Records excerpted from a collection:
******

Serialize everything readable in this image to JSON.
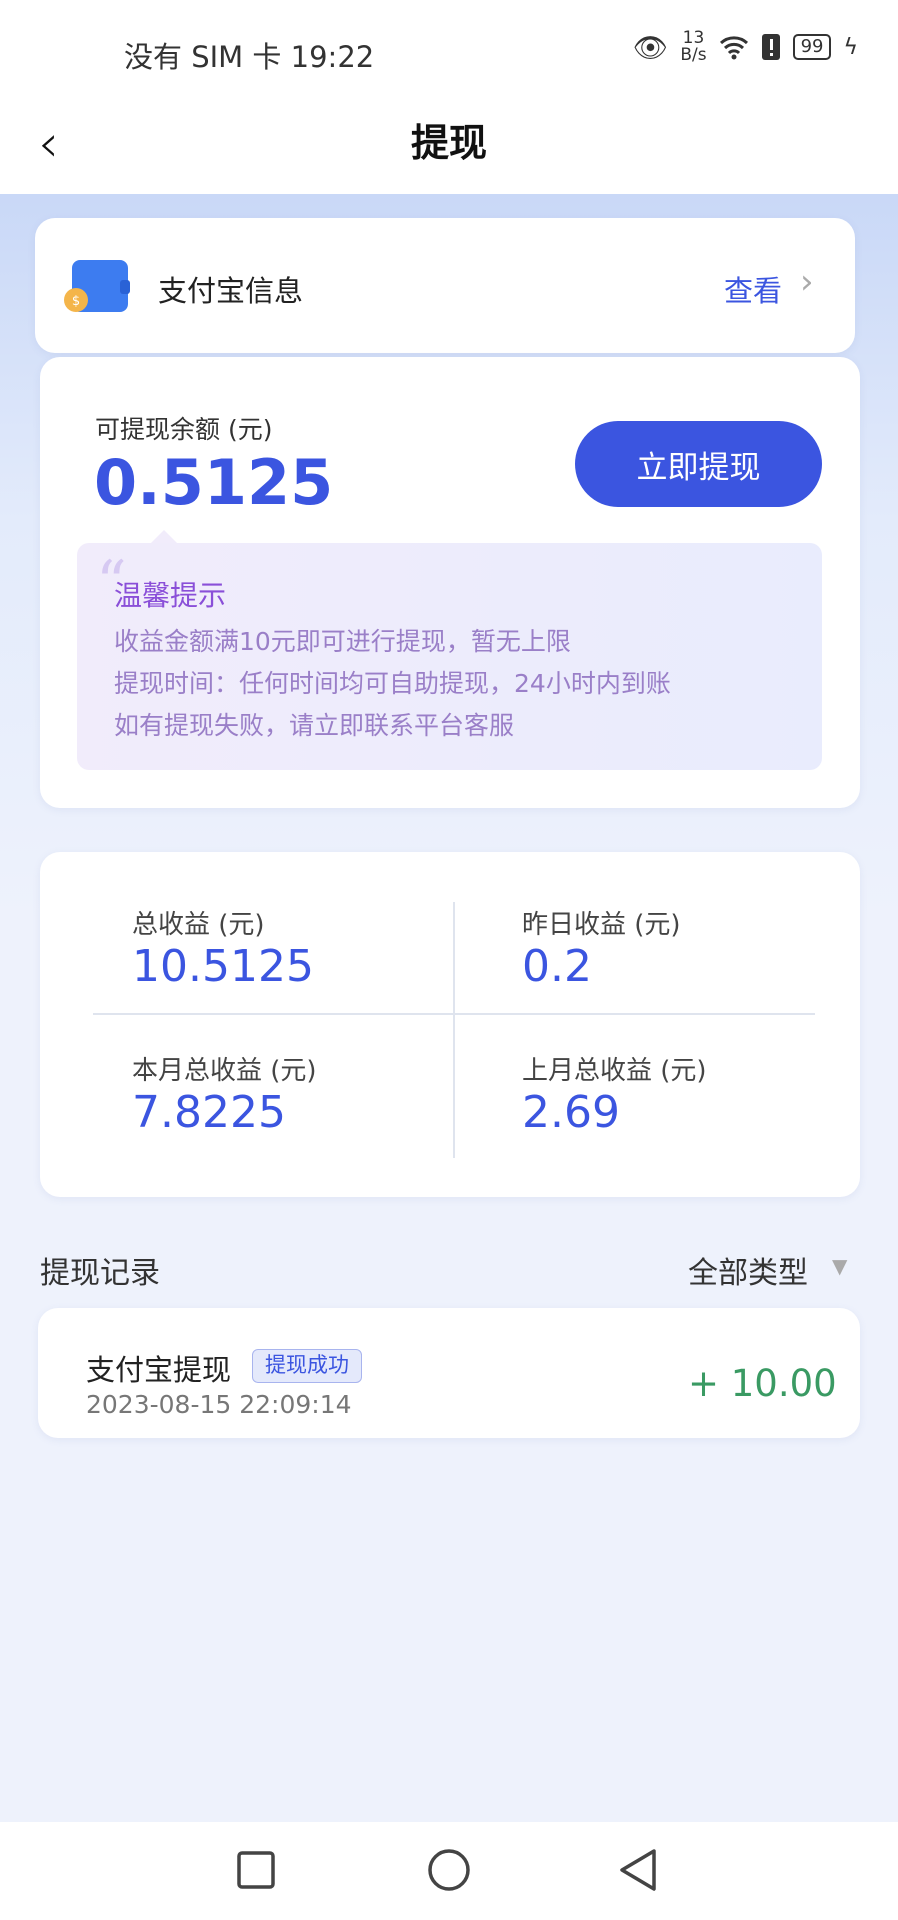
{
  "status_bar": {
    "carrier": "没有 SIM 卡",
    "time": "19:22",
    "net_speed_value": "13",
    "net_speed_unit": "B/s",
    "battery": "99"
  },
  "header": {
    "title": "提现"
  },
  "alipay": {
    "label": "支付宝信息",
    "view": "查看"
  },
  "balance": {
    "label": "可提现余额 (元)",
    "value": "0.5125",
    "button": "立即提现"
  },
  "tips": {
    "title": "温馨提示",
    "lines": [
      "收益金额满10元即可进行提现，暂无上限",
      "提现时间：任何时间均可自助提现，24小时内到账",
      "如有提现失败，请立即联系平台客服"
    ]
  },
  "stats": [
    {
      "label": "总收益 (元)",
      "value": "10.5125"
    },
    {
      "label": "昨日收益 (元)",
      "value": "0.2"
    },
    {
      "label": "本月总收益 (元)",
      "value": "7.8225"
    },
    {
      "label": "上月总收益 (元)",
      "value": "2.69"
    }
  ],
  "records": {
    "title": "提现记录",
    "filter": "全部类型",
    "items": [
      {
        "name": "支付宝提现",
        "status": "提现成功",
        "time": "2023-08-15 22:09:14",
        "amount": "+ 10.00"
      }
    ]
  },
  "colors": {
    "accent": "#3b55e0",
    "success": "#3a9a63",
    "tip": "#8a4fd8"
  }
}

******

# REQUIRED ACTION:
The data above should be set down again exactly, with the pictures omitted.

# ANSWER BOX:
Serialize everything readable in this image to JSON.
{
  "status_bar": {
    "carrier": "没有 SIM 卡",
    "time": "19:22",
    "net_speed_value": "13",
    "net_speed_unit": "B/s",
    "battery": "99"
  },
  "header": {
    "title": "提现"
  },
  "alipay": {
    "label": "支付宝信息",
    "view": "查看"
  },
  "balance": {
    "label": "可提现余额 (元)",
    "value": "0.5125",
    "button": "立即提现"
  },
  "tips": {
    "title": "温馨提示",
    "lines": [
      "收益金额满10元即可进行提现，暂无上限",
      "提现时间：任何时间均可自助提现，24小时内到账",
      "如有提现失败，请立即联系平台客服"
    ]
  },
  "stats": [
    {
      "label": "总收益 (元)",
      "value": "10.5125"
    },
    {
      "label": "昨日收益 (元)",
      "value": "0.2"
    },
    {
      "label": "本月总收益 (元)",
      "value": "7.8225"
    },
    {
      "label": "上月总收益 (元)",
      "value": "2.69"
    }
  ],
  "records": {
    "title": "提现记录",
    "filter": "全部类型",
    "items": [
      {
        "name": "支付宝提现",
        "status": "提现成功",
        "time": "2023-08-15 22:09:14",
        "amount": "+ 10.00"
      }
    ]
  },
  "colors": {
    "accent": "#3b55e0",
    "success": "#3a9a63",
    "tip": "#8a4fd8"
  }
}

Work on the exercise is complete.